Author | Tania Alonso
Since its discovery under a blanket of ash and other materials almost three centuries ago, the ruins of Pompeii have continued to reveal information about the people that lived there and their lifestyle. Now, a new study suggests something else: the citizens of Pompeii had a system for recycling and reusing waste, which may have determined, to a certain extent, the formation of the city itself.
History of recycling: Pompeii Ruins reveal piles of trash preserved as mounds
An archaeological study led by Professor Allison Emmerson, who teaches Classical Studies at Tulane University in New Orleans, suggests that the people of Pompeii stored their trash in mounds outside the city. However, this was not to get rid of it, but rather to classify it and, subsequently reuse it.
They reached this conclusion by analyzing samples of soil recovered from the waste excavated inside and outside the city’s walls. The difference between the soils enabled them to discover whether the trash had been generated in the place in which it was found or whether, on the other hand, it had been recollected somewhere else to be reused and recycled.
The trash obtained from cesspits, for example, contained remains of organic materials. However, the waste piled up outside the city’s walls was covered with sandy deposits. This waste included pieces of tile and lumps of mortar and plaster. Materials that could be easily reused inside the walls.
“Part of the city was built out of trash”
Together with fellow archaeologists Steven Ellis and Kevin Dicus, from the University of Cincinnati, the archaeologist was able to verify that the Romans recycled these materials. They were found, for example, in the walls of the buildings (which were finally embellished with a last layer of plaster). Inside these walls there were also signs of the same sandy soil found in the mounds of waste.
“We found that part of the city was built out of trash”, she told The Guardian. “The piles outside the walls weren’t material that’s been dumped to get rid of it. They’re outside the walls being collected and sorted to be resold inside the walls.”
An urban system that prioritizes the commercialization of waste.
Allison Emmerson’s work is based on the assumption that the Romans in Pompeii had a very different idea of waste management than what we have today. “Trash was an unavoidable part of Pompeian life.

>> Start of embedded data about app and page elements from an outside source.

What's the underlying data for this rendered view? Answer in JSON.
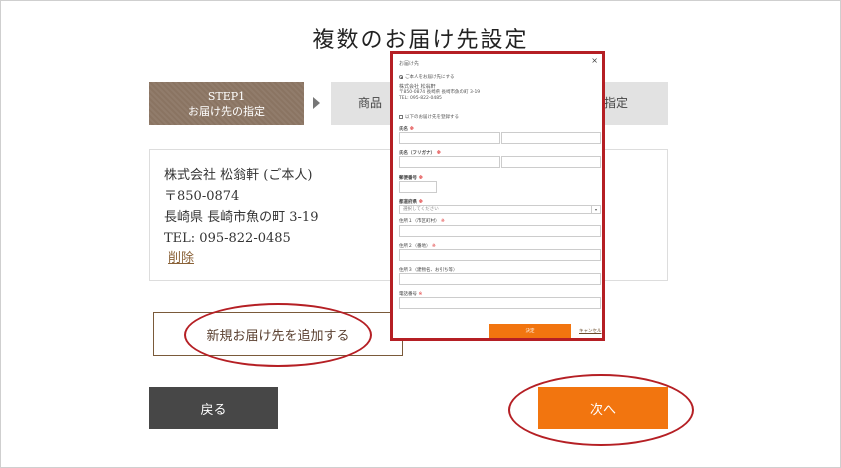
{
  "page": {
    "title": "複数のお届け先設定"
  },
  "steps": [
    {
      "line1": "STEP1",
      "line2": "お届け先の指定"
    },
    {
      "label": "商品"
    },
    {
      "label": "指定"
    }
  ],
  "address": {
    "name": "株式会社 松翁軒 (ご本人)",
    "postal": "〒850-0874",
    "street": "長崎県 長崎市魚の町 3-19",
    "tel": "TEL: 095-822-0485",
    "delete_label": "削除"
  },
  "buttons": {
    "add_label": "新規お届け先を追加する",
    "back_label": "戻る",
    "next_label": "次へ"
  },
  "modal": {
    "title": "お届け先",
    "close": "×",
    "radio_label": "ご本人をお届け先にする",
    "addr_name": "株式会社 松翁軒",
    "addr_line": "〒850-0874 長崎県 長崎市魚の町 3-19",
    "addr_tel": "TEL: 095-822-0485",
    "check_label": "以下のお届け先を登録する",
    "fields": {
      "name": "氏名",
      "kana": "氏名（フリガナ）",
      "postal": "郵便番号",
      "prefecture": "都道府県",
      "prefecture_placeholder": "選択してください",
      "address1": "住所１（市区町村）",
      "address2": "住所２（番地）",
      "address3": "住所３（建物名、お引ち等）",
      "phone": "電話番号",
      "req": "※"
    },
    "submit_label": "決定",
    "cancel_label": "キャンセル"
  }
}
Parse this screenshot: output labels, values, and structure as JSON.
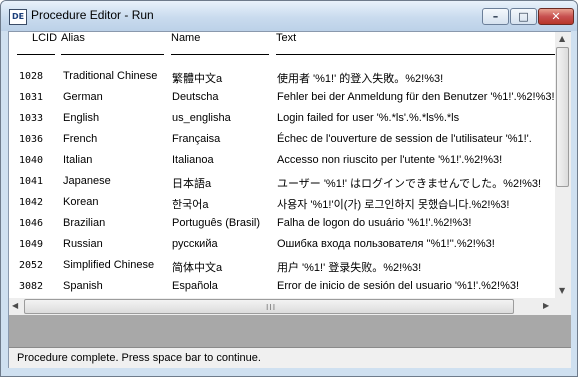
{
  "window": {
    "title": "Procedure Editor - Run",
    "app_icon_text": "DE",
    "buttons": {
      "minimize": "–",
      "maximize": "□",
      "close": "✕"
    }
  },
  "table": {
    "columns": [
      "LCID",
      "Alias",
      "Name",
      "Text"
    ],
    "rows": [
      [
        "1028",
        "Traditional Chinese",
        "繁體中文a",
        "使用者 '%1!' 的登入失敗。%2!%3!"
      ],
      [
        "1031",
        "German",
        "Deutscha",
        "Fehler bei der Anmeldung für den Benutzer '%1!'.%2!%3!"
      ],
      [
        "1033",
        "English",
        "us_englisha",
        "Login failed for user '%.*ls'.%.*ls%.*ls"
      ],
      [
        "1036",
        "French",
        "Françaisa",
        "Échec de l'ouverture de session de l'utilisateur '%1!'."
      ],
      [
        "1040",
        "Italian",
        "Italianoa",
        "Accesso non riuscito per l'utente '%1!'.%2!%3!"
      ],
      [
        "1041",
        "Japanese",
        "日本語a",
        "ユーザー '%1!' はログインできませんでした。%2!%3!"
      ],
      [
        "1042",
        "Korean",
        "한국어a",
        "사용자 '%1!'이(가) 로그인하지 못했습니다.%2!%3!"
      ],
      [
        "1046",
        "Brazilian",
        "Português (Brasil)",
        "Falha de logon do usuário '%1!'.%2!%3!"
      ],
      [
        "1049",
        "Russian",
        "русскийa",
        "Ошибка входа пользователя ''%1!''.%2!%3!"
      ],
      [
        "2052",
        "Simplified Chinese",
        "简体中文a",
        "用户 '%1!' 登录失败。%2!%3!"
      ],
      [
        "3082",
        "Spanish",
        "Españolа",
        "Error de inicio de sesión del usuario '%1!'.%2!%3!"
      ]
    ]
  },
  "scroll": {
    "up": "▲",
    "down": "▼",
    "left": "◀",
    "right": "▶",
    "grip": "III"
  },
  "status": {
    "text": "Procedure complete. Press space bar to continue."
  }
}
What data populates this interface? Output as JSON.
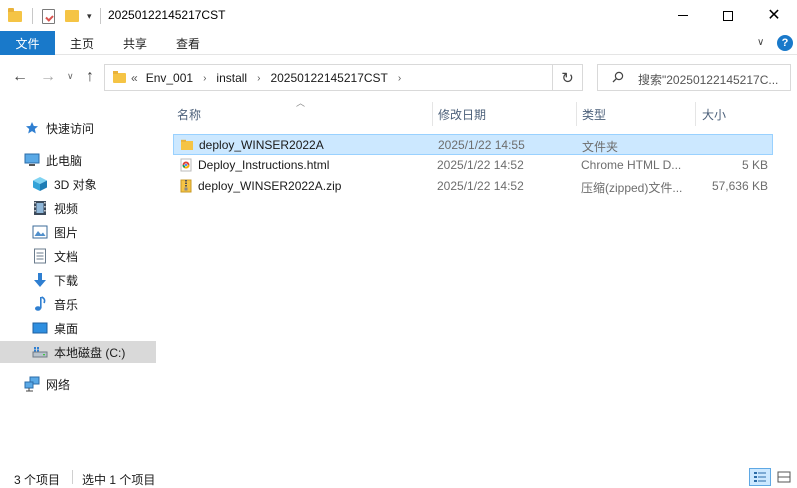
{
  "window": {
    "title": "20250122145217CST",
    "minimize_label": "",
    "maximize_label": "",
    "close_label": "✕"
  },
  "ribbon": {
    "file_tab": "文件",
    "tabs": [
      "主页",
      "共享",
      "查看"
    ],
    "expand_glyph": "∨",
    "help_glyph": "?"
  },
  "address": {
    "overflow": "«",
    "crumbs": [
      "Env_001",
      "install",
      "20250122145217CST"
    ],
    "separator": "›"
  },
  "search": {
    "placeholder": "搜索\"20250122145217C..."
  },
  "nav_pane": {
    "items": [
      {
        "label": "快速访问",
        "icon": "star-icon"
      },
      {
        "label": "此电脑",
        "icon": "computer-icon"
      },
      {
        "label": "3D 对象",
        "icon": "3d-objects-icon"
      },
      {
        "label": "视频",
        "icon": "video-icon"
      },
      {
        "label": "图片",
        "icon": "pictures-icon"
      },
      {
        "label": "文档",
        "icon": "documents-icon"
      },
      {
        "label": "下载",
        "icon": "download-icon"
      },
      {
        "label": "音乐",
        "icon": "music-icon"
      },
      {
        "label": "桌面",
        "icon": "desktop-icon"
      },
      {
        "label": "本地磁盘 (C:)",
        "icon": "drive-icon"
      },
      {
        "label": "网络",
        "icon": "network-icon"
      }
    ],
    "selected_index": 9
  },
  "columns": {
    "name": "名称",
    "date": "修改日期",
    "type": "类型",
    "size": "大小"
  },
  "files": [
    {
      "name": "deploy_WINSER2022A",
      "date": "2025/1/22 14:55",
      "type": "文件夹",
      "size": "",
      "icon": "folder-icon",
      "selected": true
    },
    {
      "name": "Deploy_Instructions.html",
      "date": "2025/1/22 14:52",
      "type": "Chrome HTML D...",
      "size": "5 KB",
      "icon": "chrome-html-icon",
      "selected": false
    },
    {
      "name": "deploy_WINSER2022A.zip",
      "date": "2025/1/22 14:52",
      "type": "压缩(zipped)文件...",
      "size": "57,636 KB",
      "icon": "zip-icon",
      "selected": false
    }
  ],
  "status": {
    "count": "3 个项目",
    "selection": "选中 1 个项目"
  },
  "colors": {
    "accent": "#1979ca",
    "selection_bg": "#cce8ff",
    "selection_border": "#99d1ff",
    "folder": "#f5c445"
  }
}
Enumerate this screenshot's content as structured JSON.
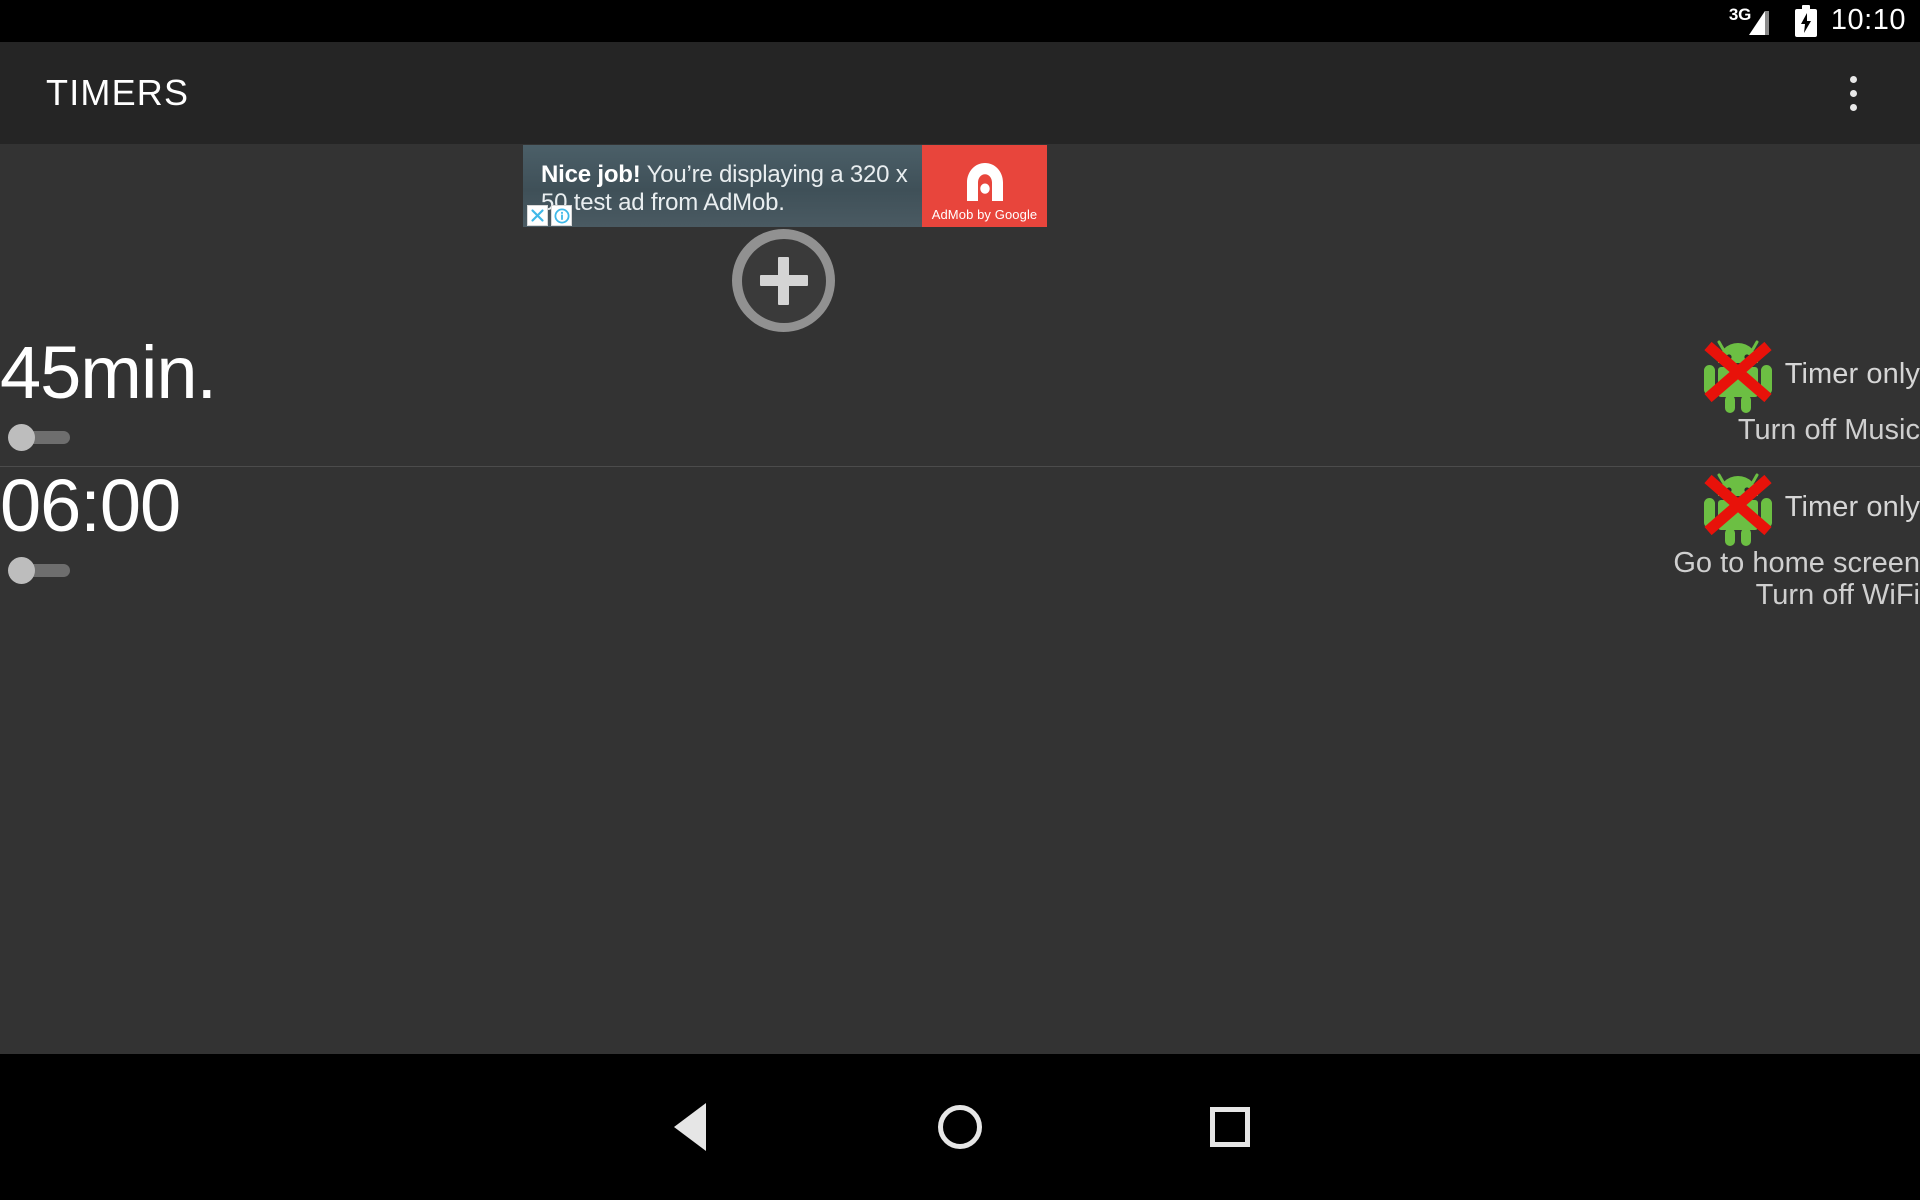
{
  "status_bar": {
    "network_label": "3G",
    "network_icon": "signal-bars-icon",
    "battery_icon": "battery-charging-icon",
    "time": "10:10"
  },
  "app_bar": {
    "title": "TIMERS",
    "overflow_icon": "overflow-menu-icon"
  },
  "ad": {
    "headline": "Nice job!",
    "body": "You’re displaying a 320 x 50 test ad from AdMob.",
    "close_icon": "close-x-icon",
    "info_icon": "info-icon",
    "brand_caption": "AdMob by Google",
    "brand_icon": "admob-logo-icon",
    "brand_color": "#e8453c",
    "panel_color": "#44555d"
  },
  "add_button": {
    "icon": "plus-icon",
    "label": "Add timer"
  },
  "timers": [
    {
      "time": "45min.",
      "enabled": false,
      "toggle_icon": "toggle-switch-off",
      "status_icon": "android-disabled-icon",
      "status_label": "Timer only",
      "actions": [
        "Turn off Music"
      ]
    },
    {
      "time": "06:00",
      "enabled": false,
      "toggle_icon": "toggle-switch-off",
      "status_icon": "android-disabled-icon",
      "status_label": "Timer only",
      "actions": [
        "Go to home screen",
        "Turn off WiFi"
      ]
    }
  ],
  "nav_bar": {
    "back_label": "Back",
    "back_icon": "back-triangle-icon",
    "home_label": "Home",
    "home_icon": "home-circle-icon",
    "recents_label": "Recents",
    "recents_icon": "recents-square-icon"
  },
  "colors": {
    "background": "#333333",
    "app_bar": "#252525",
    "system": "#000000",
    "robot_green": "#6cbf43",
    "x_red": "#e8120a"
  }
}
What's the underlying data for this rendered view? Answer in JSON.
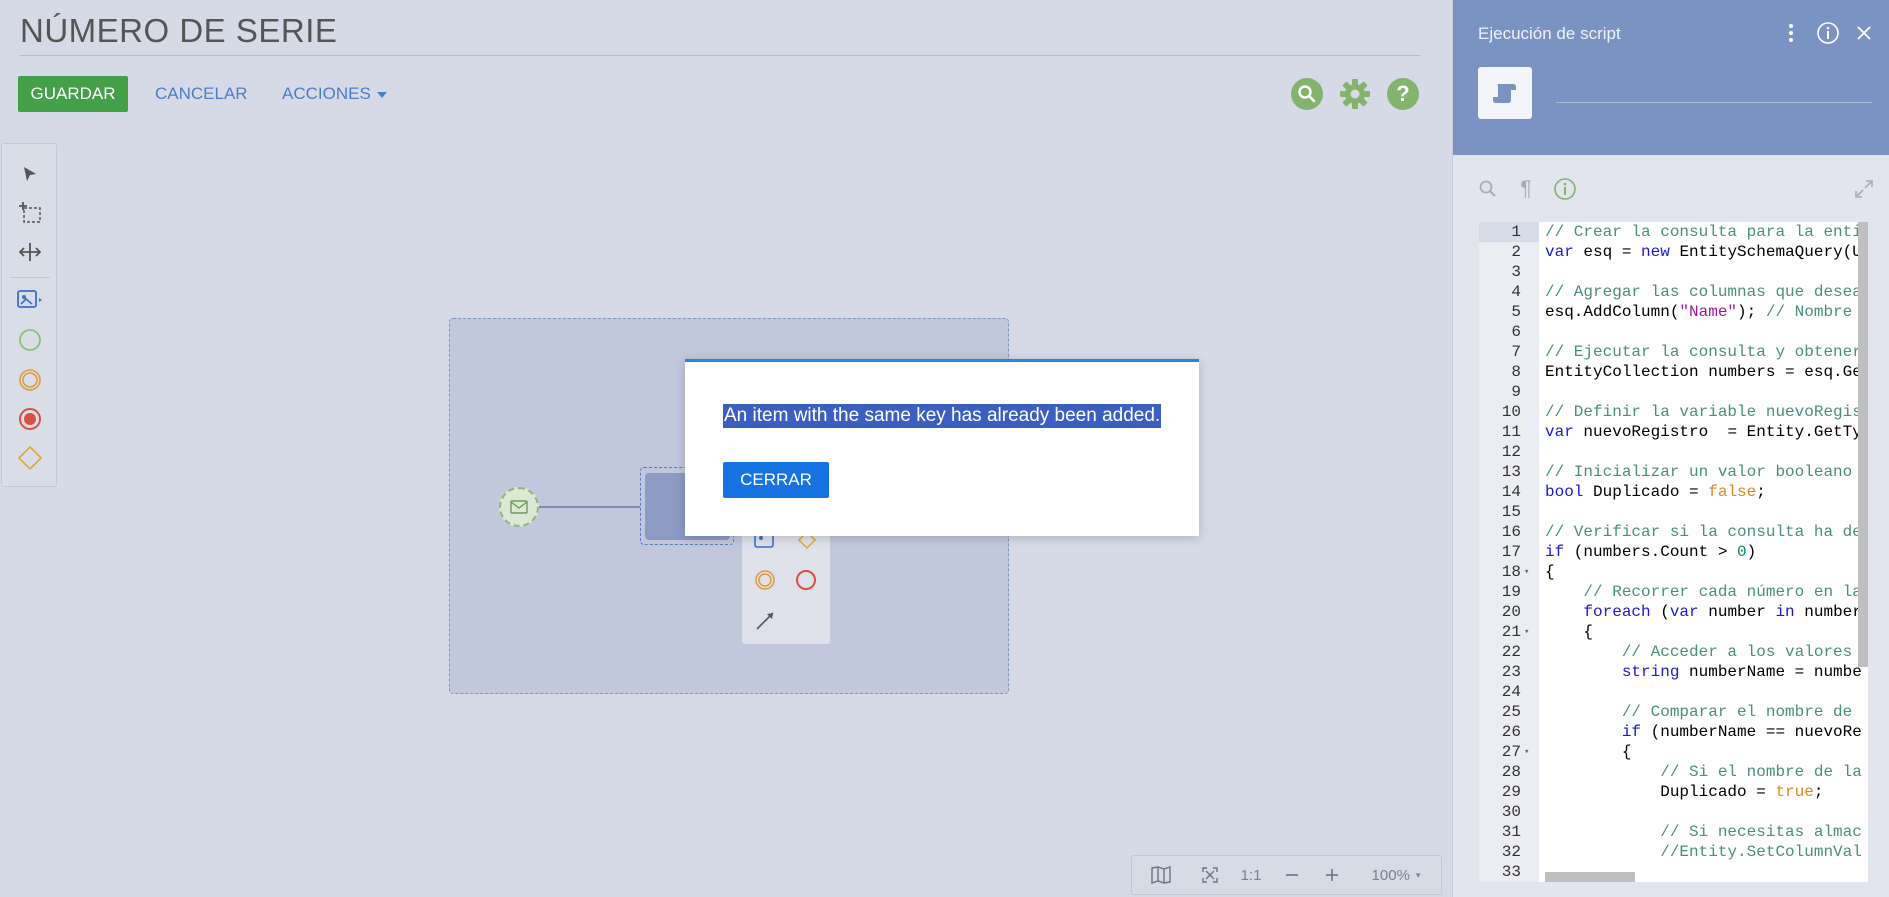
{
  "header": {
    "title": "NÚMERO DE SERIE",
    "save_label": "GUARDAR",
    "cancel_label": "CANCELAR",
    "actions_label": "ACCIONES"
  },
  "top_icons": [
    "search-icon",
    "gear-icon",
    "help-icon"
  ],
  "help_glyph": "?",
  "colors": {
    "save_button": "#43a047",
    "link": "#4a7fc8",
    "panel_header": "#7b93c2",
    "dialog_button": "#1572e0"
  },
  "dialog": {
    "message": "An item with the same key has already been added.",
    "close_label": "CERRAR"
  },
  "zoom_bar": {
    "one_to_one": "1:1",
    "zoom_level": "100%"
  },
  "right_panel": {
    "title": "Ejecución de script",
    "pilcrow": "¶"
  },
  "code_lines": [
    "// Crear la consulta para la enti",
    "var esq = new EntitySchemaQuery(U",
    "",
    "// Agregar las columnas que desea",
    "esq.AddColumn(\"Name\"); // Nombre",
    "",
    "// Ejecutar la consulta y obtener",
    "EntityCollection numbers = esq.Ge",
    "",
    "// Definir la variable nuevoRegis",
    "var nuevoRegistro  = Entity.GetTy",
    "",
    "// Inicializar un valor booleano",
    "bool Duplicado = false;",
    "",
    "// Verificar si la consulta ha de",
    "if (numbers.Count > 0)",
    "{",
    "    // Recorrer cada número en la",
    "    foreach (var number in number",
    "    {",
    "        // Acceder a los valores",
    "        string numberName = numbe",
    "",
    "        // Comparar el nombre de",
    "        if (numberName == nuevoRe",
    "        {",
    "            // Si el nombre de la",
    "            Duplicado = true;",
    "",
    "            // Si necesitas almac",
    "            //Entity.SetColumnVal",
    ""
  ]
}
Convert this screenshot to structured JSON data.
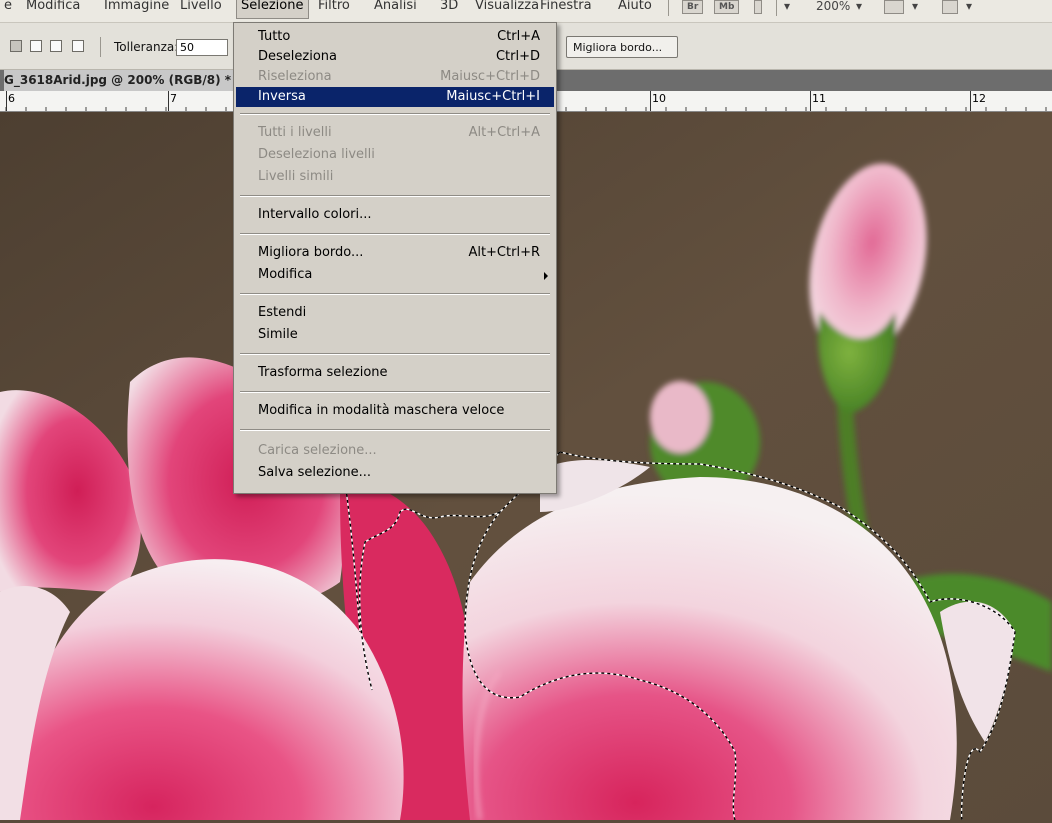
{
  "menubar": {
    "items": [
      "e",
      "Modifica",
      "Immagine",
      "Livello",
      "Selezione",
      "Filtro",
      "Analisi",
      "3D",
      "Visualizza",
      "Finestra",
      "Aiuto"
    ],
    "active": "Selezione",
    "badges": [
      "Br",
      "Mb"
    ],
    "zoom": "200%"
  },
  "options": {
    "tolerance_label": "Tolleranza:",
    "tolerance_value": "50",
    "refine_edge_label": "Migliora bordo..."
  },
  "document": {
    "tab_title": "G_3618Arid.jpg @ 200% (RGB/8) * ("
  },
  "ruler": {
    "labels": [
      "6",
      "7",
      "10",
      "11",
      "12"
    ]
  },
  "selection_menu": {
    "items": [
      {
        "label": "Tutto",
        "shortcut": "Ctrl+A",
        "enabled": true
      },
      {
        "label": "Deseleziona",
        "shortcut": "Ctrl+D",
        "enabled": true
      },
      {
        "label": "Riseleziona",
        "shortcut": "Maiusc+Ctrl+D",
        "enabled": false
      },
      {
        "label": "Inversa",
        "shortcut": "Maiusc+Ctrl+I",
        "enabled": true,
        "highlighted": true
      },
      {
        "label": "Tutti i livelli",
        "shortcut": "Alt+Ctrl+A",
        "enabled": false
      },
      {
        "label": "Deseleziona livelli",
        "shortcut": "",
        "enabled": false
      },
      {
        "label": "Livelli simili",
        "shortcut": "",
        "enabled": false
      },
      {
        "label": "Intervallo colori...",
        "shortcut": "",
        "enabled": true
      },
      {
        "label": "Migliora bordo...",
        "shortcut": "Alt+Ctrl+R",
        "enabled": true
      },
      {
        "label": "Modifica",
        "shortcut": "",
        "enabled": true,
        "submenu": true
      },
      {
        "label": "Estendi",
        "shortcut": "",
        "enabled": true
      },
      {
        "label": "Simile",
        "shortcut": "",
        "enabled": true
      },
      {
        "label": "Trasforma selezione",
        "shortcut": "",
        "enabled": true
      },
      {
        "label": "Modifica in modalità maschera veloce",
        "shortcut": "",
        "enabled": true
      },
      {
        "label": "Carica selezione...",
        "shortcut": "",
        "enabled": false
      },
      {
        "label": "Salva selezione...",
        "shortcut": "",
        "enabled": true
      }
    ]
  },
  "colors": {
    "menu_highlight": "#0a246a",
    "menu_bg": "#d4d0c8",
    "photo_background": "#5e4e3e",
    "petal_pink": "#e0306a"
  }
}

It covered streets, clogged drains, piled in gardens, and filled shallow pits inside inhabited rooms”, she explained in 2019 in relation to her public talk entitled Another man’s treasure? The life and afterlife of Pompeii’s waste’.
However, some elements were given a second use. “The piles of trash did not function as modern landfills, rather they served as staging grounds for processes of recycling and reuse. Indeed, the recent excavations show the extent of such reuse to be far greater than has been imagined in the past”, she adds.
For years, the accumulation of waste outside the city’s walls was thought to have served to free it from the rubble from an earthquake that occurred years before the eruption of the Vesuvius. This new study takes us away from that idea and suggests that the Romans used to recycle. And that this city had an elaborate waste reduction system (or one designed for commercial purposes).